On my trip from the airport to my hotel, I was astonished at the greenery of the city and equally surprised by my ability to hold a conversation with my driver in Portuguese after listening to a dozen last-minute podcasts before departure, although my Spanish already provides a good basis for the language. My room on the 23rd floor of the Rio Othon Copacabana had incredible views over the beach and Sugar Loaf mountain and a few caipirinhas were definitely called for sitting in the beach bars at night watching the sun set.
I knew that I was speaking on the first day of the conference and arrived at the hotel at 8am expecting to find information for me about the venue and timetable as nothing had been provided beforehand.

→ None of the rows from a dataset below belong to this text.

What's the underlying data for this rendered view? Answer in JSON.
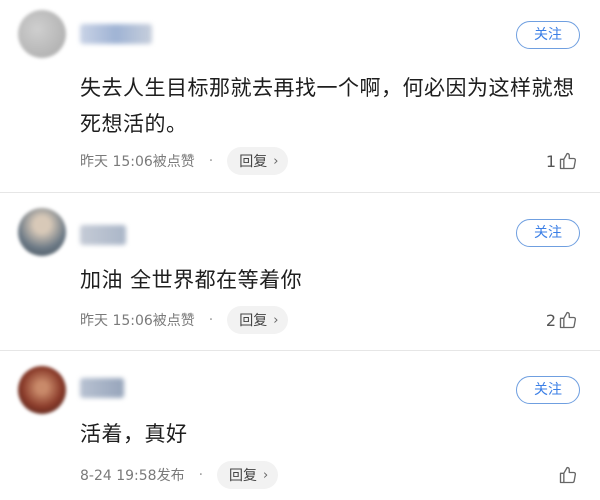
{
  "comments": [
    {
      "username": "user",
      "follow_label": "关注",
      "text": "失去人生目标那就去再找一个啊，何必因为这样就想死想活的。",
      "time": "昨天 15:06被点赞",
      "dot": "·",
      "reply_label": "回复",
      "chevron": "›",
      "like_count": "1",
      "avatar_color": "#b9b9b9"
    },
    {
      "username": "user",
      "follow_label": "关注",
      "text": "加油 全世界都在等着你",
      "time": "昨天 15:06被点赞",
      "dot": "·",
      "reply_label": "回复",
      "chevron": "›",
      "like_count": "2",
      "avatar_color": "#7d8a95"
    },
    {
      "username": "user",
      "follow_label": "关注",
      "text": "活着，真好",
      "time": "8-24 19:58发布",
      "dot": "·",
      "reply_label": "回复",
      "chevron": "›",
      "like_count": "",
      "avatar_color": "#8a3b2a"
    }
  ]
}
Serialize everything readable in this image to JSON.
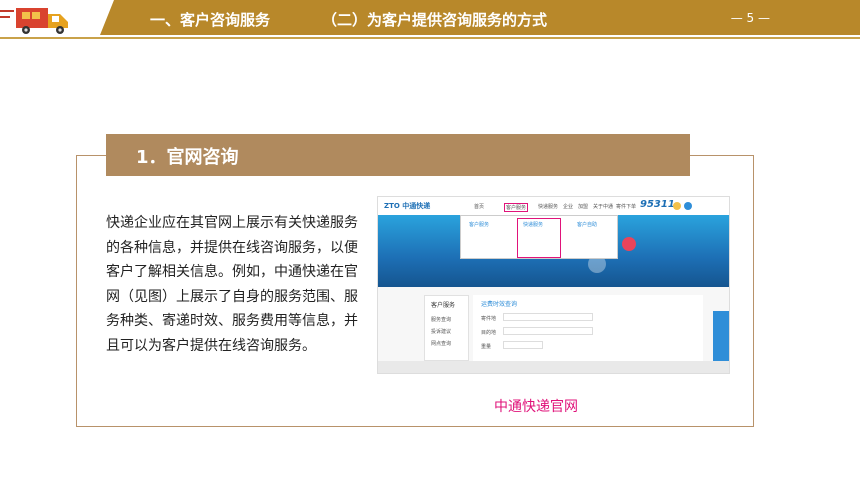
{
  "header": {
    "section_title": "一、客户咨询服务",
    "subsection_title": "（二）为客户提供咨询服务的方式",
    "page_number": "— 5 —"
  },
  "topic": {
    "title": "1．官网咨询"
  },
  "body": {
    "paragraph": "快递企业应在其官网上展示有关快递服务的各种信息，并提供在线咨询服务，以便客户了解相关信息。例如，中通快递在官网（见图）上展示了自身的服务范围、服务种类、寄递时效、服务费用等信息，并且可以为客户提供在线咨询服务。"
  },
  "screenshot": {
    "brand": "ZTO 中通快递",
    "hotline": "95311",
    "nav_items": [
      "首页",
      "客户服务",
      "快递服务",
      "企业",
      "加盟",
      "关于中通",
      "寄件下单"
    ],
    "dropdown_columns": [
      "客户服务",
      "快递服务",
      "客户自助"
    ],
    "panel_title": "客户服务",
    "panel_items": [
      "服务查询",
      "投诉建议",
      "网点查询"
    ],
    "form_title": "运费时效查询",
    "form_fields": [
      "寄件地",
      "目的地",
      "重量"
    ]
  },
  "caption": "中通快递官网",
  "colors": {
    "header_band": "#b8882a",
    "title_bar": "#b08a5e",
    "frame_border": "#b8926a",
    "caption": "#e0137a"
  }
}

However, there was no information at the hotel. I finally received a phone call telling me that a car was outside, waited a further half hour for the car to actually materialise, then arrived at the conference centre to find I was on stage immediately I walked through the door!
The Fair Trade fair was fairly small, but the quality of the exhibitors was high and there was an interesting range of products from Fair Trade honey and coffee, through to clothing, jewellery and accessories. On my second day at the fair, I was excited to discover some fascinators made from recycled fabric scraps and recycled bottle tops. After a lot of persuasion, I finally managed to convince the exhibitor to take me to the workshop in the favelas of Rio where the recently formed group met twice a week in order to make recycled fascinators to supplement their income.

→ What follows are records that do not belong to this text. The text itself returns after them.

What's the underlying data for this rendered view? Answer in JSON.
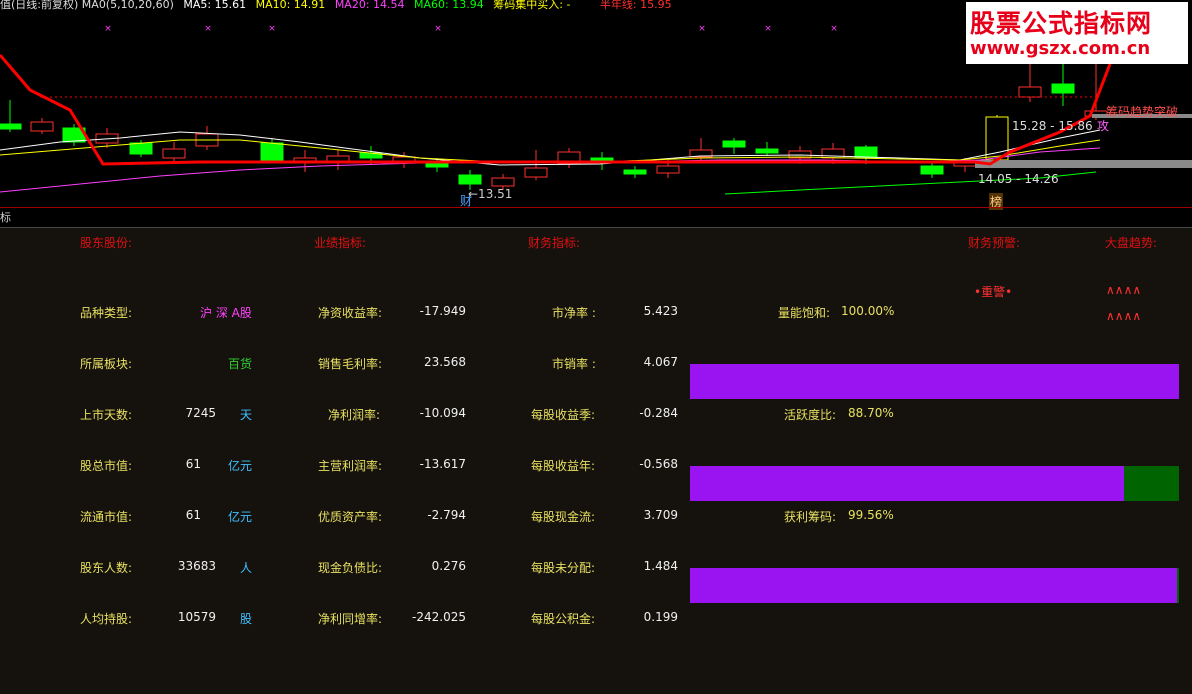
{
  "chart": {
    "title": "值(日线:前复权)",
    "ma_params": "MA0(5,10,20,60)",
    "ma5": "MA5: 15.61",
    "ma10": "MA10: 14.91",
    "ma20": "MA20: 14.54",
    "ma60": "MA60: 13.94",
    "chip_buy": "筹码集中买入: -",
    "half_year_line": "半年线: 15.95",
    "low_label": "←13.51",
    "caption_cai": "财",
    "price_range_high": "15.28 - 15.86",
    "price_range_low": "14.05 - 14.26",
    "caption_bang": "榜",
    "caption_gong": "攻",
    "breakout": "筹码趋势突破",
    "colors": {
      "up": "#ff3030",
      "down": "#00ff00",
      "ma5": "#ffffff",
      "ma10": "#ffff00",
      "ma20": "#ff40ff",
      "ma60": "#00ff00",
      "trend": "#ff0000"
    }
  },
  "logo": {
    "title": "股票公式指标网",
    "url": "www.gszx.com.cn"
  },
  "indicator_tab": "标",
  "panel": {
    "headers": {
      "shareholder": "股东股份:",
      "performance": "业绩指标:",
      "finance": "财务指标:",
      "warning": "财务预警:",
      "market_trend": "大盘趋势:"
    },
    "warning_value": "•重警•",
    "market_trend_1": "∧∧∧∧",
    "market_trend_2": "∧∧∧∧",
    "col1": [
      {
        "label": "品种类型:",
        "value": "",
        "unit": "沪 深 A股"
      },
      {
        "label": "所属板块:",
        "value": "",
        "unit": "百货"
      },
      {
        "label": "上市天数:",
        "value": "7245",
        "unit": "天"
      },
      {
        "label": "股总市值:",
        "value": "61",
        "unit": "亿元"
      },
      {
        "label": "流通市值:",
        "value": "61",
        "unit": "亿元"
      },
      {
        "label": "股东人数:",
        "value": "33683",
        "unit": "人"
      },
      {
        "label": "人均持股:",
        "value": "10579",
        "unit": "股"
      }
    ],
    "col2": [
      {
        "label": "净资收益率:",
        "value": "-17.949"
      },
      {
        "label": "销售毛利率:",
        "value": "23.568"
      },
      {
        "label": "净利润率:",
        "value": "-10.094"
      },
      {
        "label": "主营利润率:",
        "value": "-13.617"
      },
      {
        "label": "优质资产率:",
        "value": "-2.794"
      },
      {
        "label": "现金负债比:",
        "value": "0.276"
      },
      {
        "label": "净利同增率:",
        "value": "-242.025"
      }
    ],
    "col3": [
      {
        "label": "市净率 :",
        "value": "5.423"
      },
      {
        "label": "市销率 :",
        "value": "4.067"
      },
      {
        "label": "每股收益季:",
        "value": "-0.284"
      },
      {
        "label": "每股收益年:",
        "value": "-0.568"
      },
      {
        "label": "每股现金流:",
        "value": "3.709"
      },
      {
        "label": "每股未分配:",
        "value": "1.484"
      },
      {
        "label": "每股公积金:",
        "value": "0.199"
      }
    ],
    "metrics": [
      {
        "label": "量能饱和:",
        "value": "100.00%",
        "level": 1.0
      },
      {
        "label": "活跃度比:",
        "value": "88.70%",
        "level": 0.887
      },
      {
        "label": "获利筹码:",
        "value": "99.56%",
        "level": 0.9956
      }
    ]
  }
}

A taxi dropped us off in the equivalent of the central reservation of the M25. When we eventually made it across the many lanes of fast moving traffic, I was so excited to discover that the next leg of my journey was to be on the back of a motorbike. It was the best experience I'd had in a long time, whizzing through the backstreets of the favela, no helmet, on the back of a motorbike taxi. The women's group making the fascinators were based in a small room up an alleyway and were so friendly that it immediately made me hope that their product sells as I would love to come back here.

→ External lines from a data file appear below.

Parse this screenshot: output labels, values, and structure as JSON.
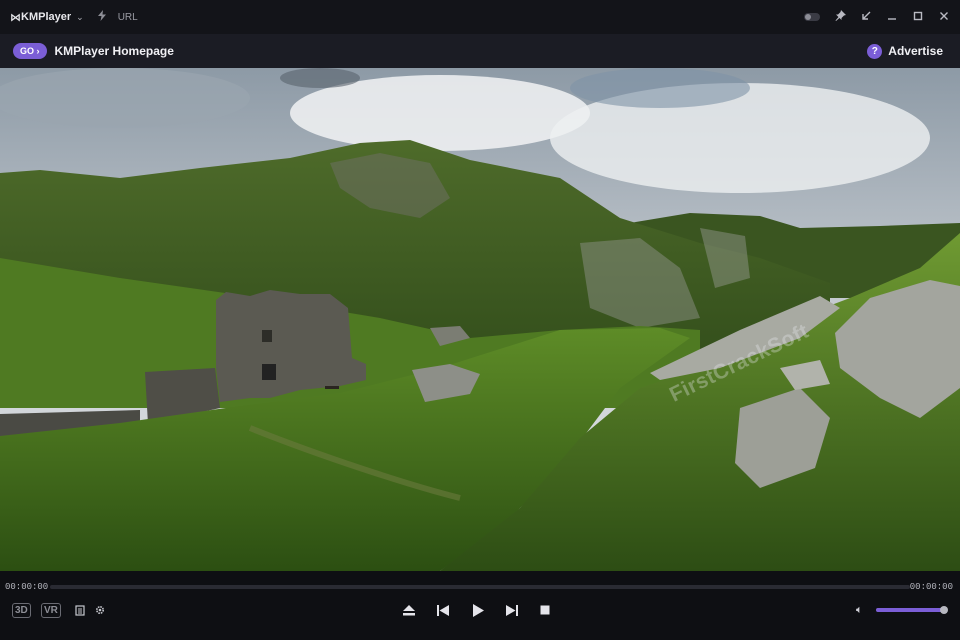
{
  "titlebar": {
    "app_name": "KMPlayer",
    "logo_mark": "⋈",
    "url_label": "URL",
    "icons": [
      "chevron-down-icon",
      "lightning-icon",
      "toggle-switch",
      "pin-icon",
      "shrink-icon",
      "minimize-icon",
      "maximize-icon",
      "close-icon"
    ]
  },
  "adbar": {
    "go_label": "GO ›",
    "title": "KMPlayer Homepage",
    "help_glyph": "?",
    "advertise_label": "Advertise"
  },
  "video": {
    "watermark": "FirstCrackSoft",
    "scene": "landscape-with-castle-ruins"
  },
  "controls": {
    "time_current": "00:00:00",
    "time_total": "00:00:00",
    "seek_progress": 0,
    "badge_3d": "3D",
    "badge_vr": "VR",
    "volume": 0.97,
    "accent": "#7b5ed6"
  }
}
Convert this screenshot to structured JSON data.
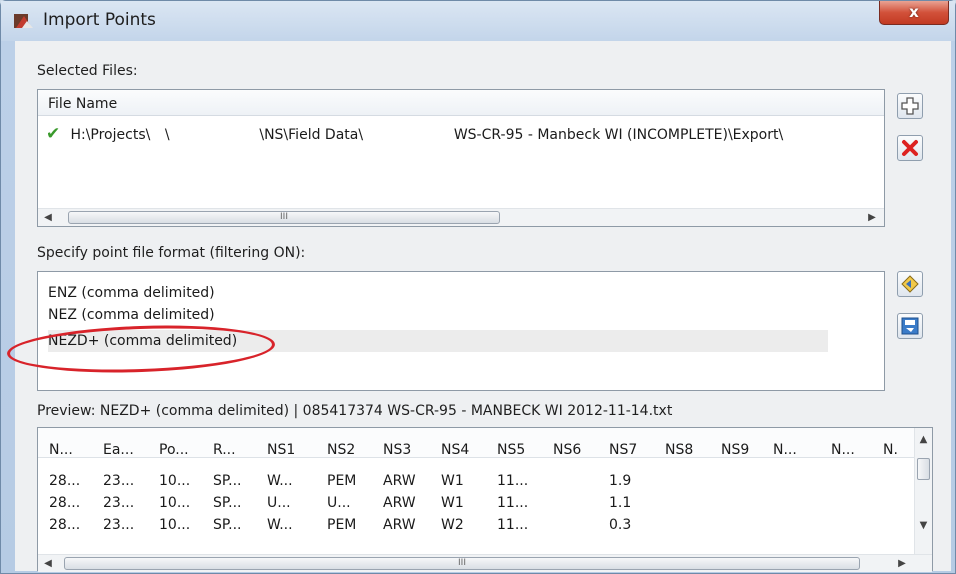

I rummaged through bags of scraps on the floor and eventually sorted out four different seasonal combinations of fabric remnants, to add to the base of the fascinators which are made from recycled bottle top rings wrapped with embroidery thread. Explaining all of the specifications was stretching my limited language knowledge to the maximum, but my Portuguese improved considerably in those few hours, although I still can't remember the translation for the colour grey.
After the three day conference was over, I moved to the Guesthouse Bianca in Santa Teresa, a rather bohemian area of Rio, halfway up a hillside and connected to the centre of town by old trams. The accommodation was fantastic, with my own balcony overlooking Sugar Loaf Mountain and a kitchen to make tea. The nearby restaurant Espírito Santo specialises in fish and seafood and my Tilapia wrapped in collard greens in a banana sauce was some of the best fish I've ever eaten.
Although intending to have a weekend off to explore the city, work impinged on free time, so ended up with two half days. The first I spent ascending Sugar Loaf Mountain by cable car. The day was overcast, but not sufficiently to impede the views and the benefit was that there were no queues and I was at the front of each cable car as I ascended and descended. Walking around the forest at the top of the mountain, I sat for a while on a bench watching the marmosets jumping through the trees above my head.
My second half day was spent at the Ipanema Hippy Market which I had not envisaged attending due to the name but was told on Sunday morning that the quality of the craftsmanship at the market is extremely high. I am a notoriously picky shopper and very rarely buy anything, but came back from my morning in Ipanema with 3 leather belts, a pair of green sandals, a recycled necklace made from vintage gold coloured buttons and the obligatory pair of Havaianas for my daughter. The morning finished with an hour sitting at the end of Ipanema beach, cold beer in hand, listening to Cath Kidston on Desert Island Discs.
Rio surprised me as a city: I just hadn't envisaged how green it would be and also how low-rise in comparison to other Latin American cities. It is a very easy city in which to spend time and I hope very much to return soon… I just need to sell some recycled fascinators first!